  • Lake View Cemetery, which was established in 1872 by members of St. John’s Lodge No. 9 as the Seattle Masonic Cemetery, and which is the final resting place of Seattle Masons and non-Masons alike, including many listed on this page
  • Meany Hall, which contains Meany Theater, which were named after Edmond S. Meany following a 1909 editorial campaign by the campus student newspaper, The Daily
  • Meydenbauer Center, which is named after William Meydenbauer, and which is a prominent convention center in Bellevue
  • The Moore Theater and Moore Hotel, which were built by and named after James A. Moore, and whose theater is the oldest still-active theater in Seattle, and whose hotel is also still active, and which together are on the National Register of Historic Places
  • The Nordstrom flagship store downtown, which was the former Frederick & Nelson department store, which was named after Donald Edwin Frederick

Seattle Firsts

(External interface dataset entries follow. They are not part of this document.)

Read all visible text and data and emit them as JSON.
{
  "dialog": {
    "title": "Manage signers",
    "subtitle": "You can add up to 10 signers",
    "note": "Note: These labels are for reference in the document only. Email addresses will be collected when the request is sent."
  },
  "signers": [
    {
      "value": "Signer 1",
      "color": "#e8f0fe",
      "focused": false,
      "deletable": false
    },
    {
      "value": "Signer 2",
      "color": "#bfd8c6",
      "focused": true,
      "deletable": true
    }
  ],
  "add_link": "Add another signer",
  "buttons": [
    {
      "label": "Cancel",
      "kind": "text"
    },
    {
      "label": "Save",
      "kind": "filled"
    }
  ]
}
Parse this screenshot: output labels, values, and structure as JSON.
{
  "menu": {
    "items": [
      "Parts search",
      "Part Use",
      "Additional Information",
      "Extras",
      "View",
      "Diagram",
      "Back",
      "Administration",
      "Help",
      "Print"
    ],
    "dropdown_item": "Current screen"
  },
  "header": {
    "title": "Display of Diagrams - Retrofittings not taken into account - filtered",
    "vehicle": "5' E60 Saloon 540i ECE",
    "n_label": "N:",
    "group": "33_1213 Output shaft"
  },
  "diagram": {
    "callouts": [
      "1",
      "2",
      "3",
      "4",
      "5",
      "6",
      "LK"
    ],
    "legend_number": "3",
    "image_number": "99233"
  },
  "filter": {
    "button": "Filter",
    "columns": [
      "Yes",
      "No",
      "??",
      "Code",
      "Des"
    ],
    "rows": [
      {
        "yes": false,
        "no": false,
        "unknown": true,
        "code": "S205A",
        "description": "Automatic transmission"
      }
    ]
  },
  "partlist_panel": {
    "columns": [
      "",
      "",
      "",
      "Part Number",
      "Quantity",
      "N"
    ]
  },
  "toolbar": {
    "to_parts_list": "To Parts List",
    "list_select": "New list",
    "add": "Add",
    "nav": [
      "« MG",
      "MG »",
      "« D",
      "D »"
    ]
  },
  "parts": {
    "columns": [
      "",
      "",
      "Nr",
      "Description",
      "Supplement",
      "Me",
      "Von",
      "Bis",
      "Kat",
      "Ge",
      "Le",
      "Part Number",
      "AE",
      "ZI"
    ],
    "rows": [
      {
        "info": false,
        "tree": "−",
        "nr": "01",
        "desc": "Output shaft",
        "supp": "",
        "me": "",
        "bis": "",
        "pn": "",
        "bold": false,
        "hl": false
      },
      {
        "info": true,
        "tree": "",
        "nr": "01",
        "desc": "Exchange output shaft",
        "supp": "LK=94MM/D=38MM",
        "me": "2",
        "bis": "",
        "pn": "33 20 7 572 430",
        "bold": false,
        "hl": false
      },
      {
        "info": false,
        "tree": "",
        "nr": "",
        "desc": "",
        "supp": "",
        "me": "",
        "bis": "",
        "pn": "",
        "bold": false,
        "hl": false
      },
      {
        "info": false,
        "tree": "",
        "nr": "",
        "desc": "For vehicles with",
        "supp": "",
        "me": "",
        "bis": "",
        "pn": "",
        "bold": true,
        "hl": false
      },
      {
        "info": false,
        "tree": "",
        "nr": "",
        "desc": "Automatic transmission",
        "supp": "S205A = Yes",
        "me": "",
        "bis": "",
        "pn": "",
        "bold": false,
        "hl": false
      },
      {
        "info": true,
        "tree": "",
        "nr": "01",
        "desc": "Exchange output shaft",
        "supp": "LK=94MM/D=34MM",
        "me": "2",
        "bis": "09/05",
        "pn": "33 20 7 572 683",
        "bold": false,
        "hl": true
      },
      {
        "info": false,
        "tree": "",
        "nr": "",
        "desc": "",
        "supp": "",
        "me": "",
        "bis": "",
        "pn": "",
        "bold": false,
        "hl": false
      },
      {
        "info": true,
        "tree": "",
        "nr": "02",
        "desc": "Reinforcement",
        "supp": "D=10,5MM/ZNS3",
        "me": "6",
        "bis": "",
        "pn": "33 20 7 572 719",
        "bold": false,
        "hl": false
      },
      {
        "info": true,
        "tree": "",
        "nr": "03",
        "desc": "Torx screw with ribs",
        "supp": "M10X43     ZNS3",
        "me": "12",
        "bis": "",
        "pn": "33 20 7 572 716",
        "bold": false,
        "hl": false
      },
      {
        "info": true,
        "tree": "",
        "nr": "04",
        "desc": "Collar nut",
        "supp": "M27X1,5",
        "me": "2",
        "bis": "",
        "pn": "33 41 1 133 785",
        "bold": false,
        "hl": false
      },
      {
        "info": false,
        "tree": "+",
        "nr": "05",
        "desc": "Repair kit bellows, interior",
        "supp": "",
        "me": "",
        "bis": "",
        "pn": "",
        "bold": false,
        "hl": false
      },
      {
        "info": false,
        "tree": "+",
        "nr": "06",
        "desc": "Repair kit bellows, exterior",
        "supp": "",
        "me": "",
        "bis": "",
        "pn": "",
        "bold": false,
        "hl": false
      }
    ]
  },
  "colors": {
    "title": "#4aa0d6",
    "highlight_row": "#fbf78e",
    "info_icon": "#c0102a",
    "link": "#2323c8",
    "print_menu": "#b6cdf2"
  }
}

  • John Arthur, who was the first president of the Washington State Bar Association
  • Daniel Bagley, who was the first person to arrive in Seattle on a wheeled vehicle, a two-horse buggy, and who established the first Methodist Protestant church in Seattle, and who was for some time the only minister in Seattle
  • Hillory Butler, who was a lumberman, and who helped build the first church in Seattle
  • Orion O. Denny, who was the first white male child born in Seattle (the son of Arthur A. and Mary Denny)
  • John Lyon, who established the first telegraphic communications in the Northwest, and who served as postmaster, and who established the letter carrier system in Seattle
  • John Franklin Miller, who was Seattle’s first prosecuting attorney
  • J.F.T. Mitchell, who established the first shipyard on Puget Sound
  • Carrie Palmer, who was the first woman admitted to the bar in the State of Washington, and who was the daughter of Alfred Palmer
  • Rufus Willard, who was the first non-resident of England elected a fellow of the Royal College of Surgeons

Neighborhoods and Nature

  • Ballard, which is named after William R. Ballard
  • Georgetown, which is named after George Horton
  • Meydenbauer Bay and Meydenbauer Creek, which are named after William Meydenbauer
  • Phinney Ridge and Carleton Park, which are named after Guy Carleton Phinney
  • Pipers Creek, Piper’s Canyon, and Piper Orchard, which are named after Andrew Piper
  • Smith Cove, which is named after Henry Smith

Seattle Streets

  • Bagley Avenue, which is named after Daniel Bagley
  • Blanchard Street, which is named after John M. Blanchard
  • Hanford Street, which is named after Edward Hanford
  • Horton Street, which is named after Dexter Horton
  • Howell Street, which is named after Jefferson Davis Howell
  • Leary Way, which is named after John Leary
  • Maynard Street, which is named after Doc Maynard
  • McGraw Street, which is named after John Harte McGraw
  • Phinney Way, which is named after Guy Carleton Phinney
  • Smith Street, which is named after Henry Smith

Seattle Public Schools

  • Daniel Bagley Elementary, which is named after Daniel Bagley
  • Frantz Coe Elementary, which is named after Frantz Coe
  • McClure Middle, which is named after Worth McClure
  • Meany Middle, which is named after Edmond S. Meany
  • Mercer Middle, which is named after Asa Shinn Mercer
  • Casper W. Sharples Junior High (now Aki Kurose Middle), which was named after Casper W. Sharples
  • Ballard High, which was named after the then-city and now-neighborhood of Ballard, which is named after William R. Ballard

The history of St. John’s Lodge No. 9 is interwoven with that of the city that we love and call home, and will forever be. Join us!

Recognized by the State of Washington as a Pioneer Corporation, under Territorial incorporation, St. John’s Lodge No. 9 is among the oldest continuously operating corporations in the State, and is the oldest to have been incorporated in Seattle.